Start of LISTED RECORDS

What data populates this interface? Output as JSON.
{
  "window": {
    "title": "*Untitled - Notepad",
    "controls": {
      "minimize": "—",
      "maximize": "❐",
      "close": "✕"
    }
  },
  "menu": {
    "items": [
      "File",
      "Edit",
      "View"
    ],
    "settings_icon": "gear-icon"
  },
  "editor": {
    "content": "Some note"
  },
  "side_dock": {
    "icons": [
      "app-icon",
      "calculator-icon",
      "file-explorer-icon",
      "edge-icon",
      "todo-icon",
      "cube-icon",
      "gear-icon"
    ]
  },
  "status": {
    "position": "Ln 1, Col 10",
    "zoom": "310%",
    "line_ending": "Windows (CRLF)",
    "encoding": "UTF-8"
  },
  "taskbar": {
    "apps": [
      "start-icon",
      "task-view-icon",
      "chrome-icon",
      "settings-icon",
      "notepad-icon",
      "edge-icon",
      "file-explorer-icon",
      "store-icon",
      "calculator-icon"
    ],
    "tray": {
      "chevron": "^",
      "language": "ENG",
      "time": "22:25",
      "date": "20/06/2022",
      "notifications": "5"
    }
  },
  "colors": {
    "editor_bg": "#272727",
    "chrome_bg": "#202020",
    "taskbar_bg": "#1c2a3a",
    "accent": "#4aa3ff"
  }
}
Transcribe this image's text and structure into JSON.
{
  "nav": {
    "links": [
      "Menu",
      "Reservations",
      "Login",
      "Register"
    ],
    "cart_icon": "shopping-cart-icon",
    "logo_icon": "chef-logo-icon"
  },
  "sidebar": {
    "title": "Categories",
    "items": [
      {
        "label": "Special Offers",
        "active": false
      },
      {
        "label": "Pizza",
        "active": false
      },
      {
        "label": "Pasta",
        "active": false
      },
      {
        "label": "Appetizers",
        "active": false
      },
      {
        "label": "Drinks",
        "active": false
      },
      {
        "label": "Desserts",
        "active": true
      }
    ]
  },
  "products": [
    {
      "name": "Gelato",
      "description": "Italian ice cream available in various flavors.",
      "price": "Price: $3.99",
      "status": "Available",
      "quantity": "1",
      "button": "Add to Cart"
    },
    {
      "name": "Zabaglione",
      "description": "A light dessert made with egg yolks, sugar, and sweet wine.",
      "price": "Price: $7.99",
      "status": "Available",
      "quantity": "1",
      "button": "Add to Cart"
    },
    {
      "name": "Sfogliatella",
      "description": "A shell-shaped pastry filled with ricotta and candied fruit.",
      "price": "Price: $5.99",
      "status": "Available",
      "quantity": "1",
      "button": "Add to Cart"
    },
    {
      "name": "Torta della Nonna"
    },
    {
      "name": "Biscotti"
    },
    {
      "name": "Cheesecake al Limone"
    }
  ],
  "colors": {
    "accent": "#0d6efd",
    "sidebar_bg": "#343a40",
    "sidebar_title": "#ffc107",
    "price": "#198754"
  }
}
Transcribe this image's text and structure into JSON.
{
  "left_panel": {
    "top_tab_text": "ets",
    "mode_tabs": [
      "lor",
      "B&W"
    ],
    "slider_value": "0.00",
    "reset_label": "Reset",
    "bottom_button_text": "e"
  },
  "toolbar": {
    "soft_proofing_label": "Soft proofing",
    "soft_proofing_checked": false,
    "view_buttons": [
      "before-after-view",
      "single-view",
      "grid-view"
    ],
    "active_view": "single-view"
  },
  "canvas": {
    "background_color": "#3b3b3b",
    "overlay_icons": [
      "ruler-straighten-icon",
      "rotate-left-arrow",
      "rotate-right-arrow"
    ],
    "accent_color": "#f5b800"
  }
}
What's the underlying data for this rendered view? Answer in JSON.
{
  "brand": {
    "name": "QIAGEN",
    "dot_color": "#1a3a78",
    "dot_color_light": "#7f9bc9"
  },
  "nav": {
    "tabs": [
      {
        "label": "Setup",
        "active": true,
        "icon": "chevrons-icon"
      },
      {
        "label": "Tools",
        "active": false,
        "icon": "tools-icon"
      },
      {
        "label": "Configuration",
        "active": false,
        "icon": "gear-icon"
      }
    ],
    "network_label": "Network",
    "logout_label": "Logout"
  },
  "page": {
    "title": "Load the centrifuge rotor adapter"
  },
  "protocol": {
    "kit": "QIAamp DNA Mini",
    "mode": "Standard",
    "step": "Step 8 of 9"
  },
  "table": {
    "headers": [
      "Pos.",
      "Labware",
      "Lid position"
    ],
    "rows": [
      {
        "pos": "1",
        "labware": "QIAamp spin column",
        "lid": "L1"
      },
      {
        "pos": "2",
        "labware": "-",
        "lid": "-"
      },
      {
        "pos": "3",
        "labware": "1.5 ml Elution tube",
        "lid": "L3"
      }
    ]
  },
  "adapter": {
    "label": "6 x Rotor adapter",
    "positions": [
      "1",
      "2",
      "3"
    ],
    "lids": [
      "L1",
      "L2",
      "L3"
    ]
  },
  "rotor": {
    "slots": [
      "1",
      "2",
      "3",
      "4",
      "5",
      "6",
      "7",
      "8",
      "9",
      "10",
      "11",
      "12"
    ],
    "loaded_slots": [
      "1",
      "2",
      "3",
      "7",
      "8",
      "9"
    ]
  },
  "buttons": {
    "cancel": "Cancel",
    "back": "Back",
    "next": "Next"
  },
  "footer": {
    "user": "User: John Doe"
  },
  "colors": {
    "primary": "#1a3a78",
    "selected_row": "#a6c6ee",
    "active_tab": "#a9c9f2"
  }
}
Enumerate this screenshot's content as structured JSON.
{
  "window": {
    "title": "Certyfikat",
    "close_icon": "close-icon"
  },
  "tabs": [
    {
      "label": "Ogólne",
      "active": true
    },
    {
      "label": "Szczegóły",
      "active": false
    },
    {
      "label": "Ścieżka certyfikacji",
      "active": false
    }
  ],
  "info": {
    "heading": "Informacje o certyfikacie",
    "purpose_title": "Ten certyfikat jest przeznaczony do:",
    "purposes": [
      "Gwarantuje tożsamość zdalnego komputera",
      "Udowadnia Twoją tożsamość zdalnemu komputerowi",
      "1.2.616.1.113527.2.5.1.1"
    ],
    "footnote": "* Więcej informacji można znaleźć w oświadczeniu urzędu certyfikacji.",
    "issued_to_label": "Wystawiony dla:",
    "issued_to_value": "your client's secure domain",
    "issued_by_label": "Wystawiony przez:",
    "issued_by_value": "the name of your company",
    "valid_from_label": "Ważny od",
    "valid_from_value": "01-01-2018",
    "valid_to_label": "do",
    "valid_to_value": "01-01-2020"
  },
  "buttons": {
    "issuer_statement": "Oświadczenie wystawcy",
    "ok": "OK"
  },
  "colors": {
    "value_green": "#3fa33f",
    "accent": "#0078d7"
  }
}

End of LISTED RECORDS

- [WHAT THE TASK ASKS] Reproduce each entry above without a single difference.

- [YOUR RESPONSE]
What data populates this interface? Output as JSON.
{
  "window": {
    "title": "*Untitled - Notepad",
    "controls": {
      "minimize": "—",
      "maximize": "❐",
      "close": "✕"
    }
  },
  "menu": {
    "items": [
      "File",
      "Edit",
      "View"
    ],
    "settings_icon": "gear-icon"
  },
  "editor": {
    "content": "Some note"
  },
  "side_dock": {
    "icons": [
      "app-icon",
      "calculator-icon",
      "file-explorer-icon",
      "edge-icon",
      "todo-icon",
      "cube-icon",
      "gear-icon"
    ]
  },
  "status": {
    "position": "Ln 1, Col 10",
    "zoom": "310%",
    "line_ending": "Windows (CRLF)",
    "encoding": "UTF-8"
  },
  "taskbar": {
    "apps": [
      "start-icon",
      "task-view-icon",
      "chrome-icon",
      "settings-icon",
      "notepad-icon",
      "edge-icon",
      "file-explorer-icon",
      "store-icon",
      "calculator-icon"
    ],
    "tray": {
      "chevron": "^",
      "language": "ENG",
      "time": "22:25",
      "date": "20/06/2022",
      "notifications": "5"
    }
  },
  "colors": {
    "editor_bg": "#272727",
    "chrome_bg": "#202020",
    "taskbar_bg": "#1c2a3a",
    "accent": "#4aa3ff"
  }
}
Transcribe this image's text and structure into JSON.
{
  "nav": {
    "links": [
      "Menu",
      "Reservations",
      "Login",
      "Register"
    ],
    "cart_icon": "shopping-cart-icon",
    "logo_icon": "chef-logo-icon"
  },
  "sidebar": {
    "title": "Categories",
    "items": [
      {
        "label": "Special Offers",
        "active": false
      },
      {
        "label": "Pizza",
        "active": false
      },
      {
        "label": "Pasta",
        "active": false
      },
      {
        "label": "Appetizers",
        "active": false
      },
      {
        "label": "Drinks",
        "active": false
      },
      {
        "label": "Desserts",
        "active": true
      }
    ]
  },
  "products": [
    {
      "name": "Gelato",
      "description": "Italian ice cream available in various flavors.",
      "price": "Price: $3.99",
      "status": "Available",
      "quantity": "1",
      "button": "Add to Cart"
    },
    {
      "name": "Zabaglione",
      "description": "A light dessert made with egg yolks, sugar, and sweet wine.",
      "price": "Price: $7.99",
      "status": "Available",
      "quantity": "1",
      "button": "Add to Cart"
    },
    {
      "name": "Sfogliatella",
      "description": "A shell-shaped pastry filled with ricotta and candied fruit.",
      "price": "Price: $5.99",
      "status": "Available",
      "quantity": "1",
      "button": "Add to Cart"
    },
    {
      "name": "Torta della Nonna"
    },
    {
      "name": "Biscotti"
    },
    {
      "name": "Cheesecake al Limone"
    }
  ],
  "colors": {
    "accent": "#0d6efd",
    "sidebar_bg": "#343a40",
    "sidebar_title": "#ffc107",
    "price": "#198754"
  }
}
Transcribe this image's text and structure into JSON.
{
  "left_panel": {
    "top_tab_text": "ets",
    "mode_tabs": [
      "lor",
      "B&W"
    ],
    "slider_value": "0.00",
    "reset_label": "Reset",
    "bottom_button_text": "e"
  },
  "toolbar": {
    "soft_proofing_label": "Soft proofing",
    "soft_proofing_checked": false,
    "view_buttons": [
      "before-after-view",
      "single-view",
      "grid-view"
    ],
    "active_view": "single-view"
  },
  "canvas": {
    "background_color": "#3b3b3b",
    "overlay_icons": [
      "ruler-straighten-icon",
      "rotate-left-arrow",
      "rotate-right-arrow"
    ],
    "accent_color": "#f5b800"
  }
}
What's the underlying data for this rendered view? Answer in JSON.
{
  "brand": {
    "name": "QIAGEN",
    "dot_color": "#1a3a78",
    "dot_color_light": "#7f9bc9"
  },
  "nav": {
    "tabs": [
      {
        "label": "Setup",
        "active": true,
        "icon": "chevrons-icon"
      },
      {
        "label": "Tools",
        "active": false,
        "icon": "tools-icon"
      },
      {
        "label": "Configuration",
        "active": false,
        "icon": "gear-icon"
      }
    ],
    "network_label": "Network",
    "logout_label": "Logout"
  },
  "page": {
    "title": "Load the centrifuge rotor adapter"
  },
  "protocol": {
    "kit": "QIAamp DNA Mini",
    "mode": "Standard",
    "step": "Step 8 of 9"
  },
  "table": {
    "headers": [
      "Pos.",
      "Labware",
      "Lid position"
    ],
    "rows": [
      {
        "pos": "1",
        "labware": "QIAamp spin column",
        "lid": "L1"
      },
      {
        "pos": "2",
        "labware": "-",
        "lid": "-"
      },
      {
        "pos": "3",
        "labware": "1.5 ml Elution tube",
        "lid": "L3"
      }
    ]
  },
  "adapter": {
    "label": "6 x Rotor adapter",
    "positions": [
      "1",
      "2",
      "3"
    ],
    "lids": [
      "L1",
      "L2",
      "L3"
    ]
  },
  "rotor": {
    "slots": [
      "1",
      "2",
      "3",
      "4",
      "5",
      "6",
      "7",
      "8",
      "9",
      "10",
      "11",
      "12"
    ],
    "loaded_slots": [
      "1",
      "2",
      "3",
      "7",
      "8",
      "9"
    ]
  },
  "buttons": {
    "cancel": "Cancel",
    "back": "Back",
    "next": "Next"
  },
  "footer": {
    "user": "User: John Doe"
  },
  "colors": {
    "primary": "#1a3a78",
    "selected_row": "#a6c6ee",
    "active_tab": "#a9c9f2"
  }
}
Enumerate this screenshot's content as structured JSON.
{
  "window": {
    "title": "Certyfikat",
    "close_icon": "close-icon"
  },
  "tabs": [
    {
      "label": "Ogólne",
      "active": true
    },
    {
      "label": "Szczegóły",
      "active": false
    },
    {
      "label": "Ścieżka certyfikacji",
      "active": false
    }
  ],
  "info": {
    "heading": "Informacje o certyfikacie",
    "purpose_title": "Ten certyfikat jest przeznaczony do:",
    "purposes": [
      "Gwarantuje tożsamość zdalnego komputera",
      "Udowadnia Twoją tożsamość zdalnemu komputerowi",
      "1.2.616.1.113527.2.5.1.1"
    ],
    "footnote": "* Więcej informacji można znaleźć w oświadczeniu urzędu certyfikacji.",
    "issued_to_label": "Wystawiony dla:",
    "issued_to_value": "your client's secure domain",
    "issued_by_label": "Wystawiony przez:",
    "issued_by_value": "the name of your company",
    "valid_from_label": "Ważny od",
    "valid_from_value": "01-01-2018",
    "valid_to_label": "do",
    "valid_to_value": "01-01-2020"
  },
  "buttons": {
    "issuer_statement": "Oświadczenie wystawcy",
    "ok": "OK"
  },
  "colors": {
    "value_green": "#3fa33f",
    "accent": "#0078d7"
  }
}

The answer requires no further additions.